Advice for Writers Who Want to Publish
by Amy Fellner Dominy
by Amy Fellner Dominy
I didn’t want to hear about finding my own path or discovering my own process. I didn’t want to read about characters who magically appeared in author’s minds and spoke to them. I wanted something concrete and tangible. Give me rules I can follow!
So, let’s forget for a moment that you actually do need to find your own path and discover your own process (through trial and error). And let’s also forget that there are no magical answers except for hard work (which isn’t very magical but does lead to amazing things). INSTEAD… I’m going to give you what I always wanted—an unshakeable, unbreakable RULE. If you want to make the leap from writer to author, you MUST follow this rule. You ready? It’s only two words. Maybe the two most important words for an author—and ones that many writers NEVER use. Can you guess what they are?
Simply stated, you’ve got to finish a book. You must reach the point where the only thing left of the first draft are the words, THE END.
It’s as simple as that.
But it’s also far from easy.
It’s HARD to finish a book. I don’t know if it’s a psychological thing, an emotional barrier, an invisible wall in our minds, but I know it’s a real problem because I struggled with it for years. In fact, I’m a semi-expert in the never-ending book. I can tell you exactly how it happens:

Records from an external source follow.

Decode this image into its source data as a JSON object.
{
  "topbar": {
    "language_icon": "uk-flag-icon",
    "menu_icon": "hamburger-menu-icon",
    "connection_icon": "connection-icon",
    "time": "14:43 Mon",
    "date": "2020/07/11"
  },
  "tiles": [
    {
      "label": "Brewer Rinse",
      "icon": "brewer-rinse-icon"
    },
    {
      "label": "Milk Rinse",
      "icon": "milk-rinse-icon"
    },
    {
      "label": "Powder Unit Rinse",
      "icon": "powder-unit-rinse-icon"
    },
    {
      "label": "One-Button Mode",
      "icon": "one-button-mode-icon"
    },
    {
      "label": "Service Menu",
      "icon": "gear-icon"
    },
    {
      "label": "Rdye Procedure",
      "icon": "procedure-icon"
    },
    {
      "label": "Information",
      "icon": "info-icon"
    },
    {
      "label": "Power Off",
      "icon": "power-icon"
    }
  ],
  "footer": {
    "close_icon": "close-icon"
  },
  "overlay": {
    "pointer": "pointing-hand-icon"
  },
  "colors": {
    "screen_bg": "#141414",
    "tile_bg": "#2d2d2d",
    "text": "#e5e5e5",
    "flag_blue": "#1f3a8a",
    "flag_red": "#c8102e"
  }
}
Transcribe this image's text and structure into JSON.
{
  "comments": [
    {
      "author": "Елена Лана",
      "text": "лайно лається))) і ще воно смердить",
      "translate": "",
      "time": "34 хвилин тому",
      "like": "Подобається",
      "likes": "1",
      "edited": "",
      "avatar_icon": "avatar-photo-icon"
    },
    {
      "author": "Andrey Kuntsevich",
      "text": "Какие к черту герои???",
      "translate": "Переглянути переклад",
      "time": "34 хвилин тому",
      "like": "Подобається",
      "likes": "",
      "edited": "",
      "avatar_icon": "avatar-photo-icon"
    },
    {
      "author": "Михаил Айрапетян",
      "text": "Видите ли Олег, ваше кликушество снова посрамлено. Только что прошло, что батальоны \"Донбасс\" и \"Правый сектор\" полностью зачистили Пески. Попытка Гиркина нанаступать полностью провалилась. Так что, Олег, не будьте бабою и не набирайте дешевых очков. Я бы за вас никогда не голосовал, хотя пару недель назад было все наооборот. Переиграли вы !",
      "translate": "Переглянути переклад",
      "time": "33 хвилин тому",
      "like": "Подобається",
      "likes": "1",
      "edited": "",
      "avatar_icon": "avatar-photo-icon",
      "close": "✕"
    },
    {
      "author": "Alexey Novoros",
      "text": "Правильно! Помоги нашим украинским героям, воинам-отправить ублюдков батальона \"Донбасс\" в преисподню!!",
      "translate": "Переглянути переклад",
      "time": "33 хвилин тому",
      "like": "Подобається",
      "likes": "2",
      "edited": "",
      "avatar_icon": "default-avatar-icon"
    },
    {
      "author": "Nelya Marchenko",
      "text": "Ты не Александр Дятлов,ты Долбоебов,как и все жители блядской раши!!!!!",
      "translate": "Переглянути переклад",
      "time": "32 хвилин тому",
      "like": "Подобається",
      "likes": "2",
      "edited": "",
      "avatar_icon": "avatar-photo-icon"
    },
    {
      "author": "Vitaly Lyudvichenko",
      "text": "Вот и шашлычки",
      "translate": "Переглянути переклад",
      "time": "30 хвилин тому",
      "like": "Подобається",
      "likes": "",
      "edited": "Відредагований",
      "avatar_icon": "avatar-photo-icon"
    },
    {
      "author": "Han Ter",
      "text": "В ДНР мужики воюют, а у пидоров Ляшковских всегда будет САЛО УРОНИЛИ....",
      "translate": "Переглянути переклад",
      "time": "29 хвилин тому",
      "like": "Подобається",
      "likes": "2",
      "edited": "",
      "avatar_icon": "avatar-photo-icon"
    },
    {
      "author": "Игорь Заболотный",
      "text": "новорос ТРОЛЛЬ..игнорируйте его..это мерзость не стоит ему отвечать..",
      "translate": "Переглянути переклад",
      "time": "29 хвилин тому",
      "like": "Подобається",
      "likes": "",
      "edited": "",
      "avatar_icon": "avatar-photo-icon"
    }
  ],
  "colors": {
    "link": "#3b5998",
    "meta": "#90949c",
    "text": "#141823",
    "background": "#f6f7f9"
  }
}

I begin a new story. I love my characters and the idea, and I zip off to a wonderful start. This usually goes on until I hit about 15,000 words. For whatever reason, no matter how much I think I’ve outlined and planned, I hit the murky middle and struggle. I flail my way to the halfway mark and I know I need to forge ahead. Except, hmmm, what about that scene back in chapter 2? It could use some tweaking…and now that I read the beginning, I see a better opening line….
Before I know it, I’m revising my story over and over, and the end is nowhere in sight.
But wait, you say, I’m still writing and working on my book. My butt is in the chair and I’m still being productive. I’m improving what I’ve got and learning as I go, right? Yeah, well. I told myself the same thing. But the fact is, I started OyMG in 2006. I didn’t sell the book in 2006, 2007, or 2008. Why? Because during those years I was “improving” it.
I sold OyMG in 2009. Why? Because that’s the year I finished it.
Now, maybe I’m just preaching to the choir. You know you should finish a book, but if was easy you’d already have done it. So exactly how can you reach THE END? Here’s where the rule smudges into recommendations. I can’t tell you what will work, but I can tell you some things that have worked for me:
1. Do not look at your manuscript when you open it up. Pull the cursor down to the end of the file and do not peek until you’re there. You may read the last page you wrote to get a feel, but that’s it. Then, you must write something new.
2. Give yourself a word count for each day and don’t let it include any revision work.
3. The night before, or that morning while you’re sipping your coffee and gathering your thoughts, plan what scene you’re going to write next. Be prepared for something new.
4. When you finish your writing for the day, try not to finish at the end of a scene. Write a sentence or two of your next scene so you’re not looking at a blank page when you start the next day.
5. When you start work on a rough draft, try not to go a single day without adding even a sentence or a paragraph. Stay immersed in your book. The longer the break you take, the harder it is to find your way forward. Now, when I start a new book, I force myself to write the rough draft as fast as possible—at least 1,000 words a day. It’s not easy and it’s not fun, and my rough draft isn’t pretty. But—it does get done.
And then I can begin the real writing: Revision.
But that’s another story for another day.
And with that, I will wish you all good luck.